Famed Life magazine photographer Allan Grant may have provided to us his greatest "picture" just before he died. The cameraman's portrait of the Roswell crash in 1947 illustrates that the event that summer was of urgent importance to the military. It also shows that the skyfallen object was in fact of a genuine "unknown."
With his passing last year, Allan Grant has been rightly elevated to legendary status in the world of journalistic photography. For decades Mr. Grant was a permanent member of the prestigious Life photographic staff. He captured on film some of the most recognizable images in history. Grant's legacy includes such memorable work as the first-ever public picture of Lee Harvey Oswald's wife Marina (taken after Lee's capture) to the haunting, last-ever picture of Marilyn Monroe. His work's "movie still" clarity, his many Life cover shots and his photographic studies were a gift left to all of us.
But Allan's best chronicle was left before he died- and surpasses any captured image of a politician or an entertainer that he ever took. His greatest gift to history was his revelation that he was involved in the Roswell saga- and his confirmation that what crashed in New Mexico those many years ago was not of a balloon or a secret aircraft experiment, but of an Unidentified Flying Object!

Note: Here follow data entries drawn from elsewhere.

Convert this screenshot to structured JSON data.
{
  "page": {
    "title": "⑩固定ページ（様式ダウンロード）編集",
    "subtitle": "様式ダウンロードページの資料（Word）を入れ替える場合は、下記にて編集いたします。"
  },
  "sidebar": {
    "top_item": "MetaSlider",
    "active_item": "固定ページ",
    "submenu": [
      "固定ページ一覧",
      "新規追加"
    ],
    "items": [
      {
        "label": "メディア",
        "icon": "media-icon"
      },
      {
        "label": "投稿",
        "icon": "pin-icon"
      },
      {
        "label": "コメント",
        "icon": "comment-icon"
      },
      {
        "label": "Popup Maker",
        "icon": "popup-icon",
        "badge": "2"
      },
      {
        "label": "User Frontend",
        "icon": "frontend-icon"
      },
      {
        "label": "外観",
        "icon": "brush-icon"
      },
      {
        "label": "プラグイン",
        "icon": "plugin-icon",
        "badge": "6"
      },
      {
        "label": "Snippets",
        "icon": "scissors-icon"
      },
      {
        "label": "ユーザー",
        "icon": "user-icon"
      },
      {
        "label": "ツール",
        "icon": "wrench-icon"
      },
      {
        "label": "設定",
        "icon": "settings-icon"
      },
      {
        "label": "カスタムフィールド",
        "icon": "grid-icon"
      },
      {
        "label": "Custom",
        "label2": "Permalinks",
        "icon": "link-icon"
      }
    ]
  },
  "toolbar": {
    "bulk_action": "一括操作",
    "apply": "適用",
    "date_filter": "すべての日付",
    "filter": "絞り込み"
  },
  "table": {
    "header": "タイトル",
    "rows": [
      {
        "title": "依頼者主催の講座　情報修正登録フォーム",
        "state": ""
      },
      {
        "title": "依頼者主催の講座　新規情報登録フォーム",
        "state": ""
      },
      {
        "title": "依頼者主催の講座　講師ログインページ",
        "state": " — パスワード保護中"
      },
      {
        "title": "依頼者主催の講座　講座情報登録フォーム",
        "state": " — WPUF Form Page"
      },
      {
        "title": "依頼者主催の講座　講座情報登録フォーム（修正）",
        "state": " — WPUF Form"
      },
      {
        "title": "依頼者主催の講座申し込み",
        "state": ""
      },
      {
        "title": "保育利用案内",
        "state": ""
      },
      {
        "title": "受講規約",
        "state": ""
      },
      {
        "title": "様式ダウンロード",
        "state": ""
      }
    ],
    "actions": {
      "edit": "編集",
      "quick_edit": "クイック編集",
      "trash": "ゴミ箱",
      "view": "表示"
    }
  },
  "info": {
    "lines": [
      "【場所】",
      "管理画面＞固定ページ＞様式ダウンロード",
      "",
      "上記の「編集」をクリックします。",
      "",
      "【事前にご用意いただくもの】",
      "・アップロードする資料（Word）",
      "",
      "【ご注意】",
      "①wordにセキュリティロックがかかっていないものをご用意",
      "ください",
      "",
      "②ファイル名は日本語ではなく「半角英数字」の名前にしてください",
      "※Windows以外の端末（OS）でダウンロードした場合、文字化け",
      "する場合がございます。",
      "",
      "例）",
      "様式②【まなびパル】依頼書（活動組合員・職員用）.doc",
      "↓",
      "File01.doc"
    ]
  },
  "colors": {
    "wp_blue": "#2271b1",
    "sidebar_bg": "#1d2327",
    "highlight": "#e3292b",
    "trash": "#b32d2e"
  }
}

In 1997, Mr. Grant had written a very brief Letter to the Editor of the Los Angeles Times. Allan was upset after having read in the LA Times of the second Roswell "debunking" report issued by the USAF that year. In the letter he was somewhat cryptic- but adamant that he knew that Roswell was not what the Air Force was reporting as a balloon project. He explained that he had a personal experience fifty years prior that had left a life-long impression on him. It also left no doubt in his mind whatsoever that something "very significant" had happened.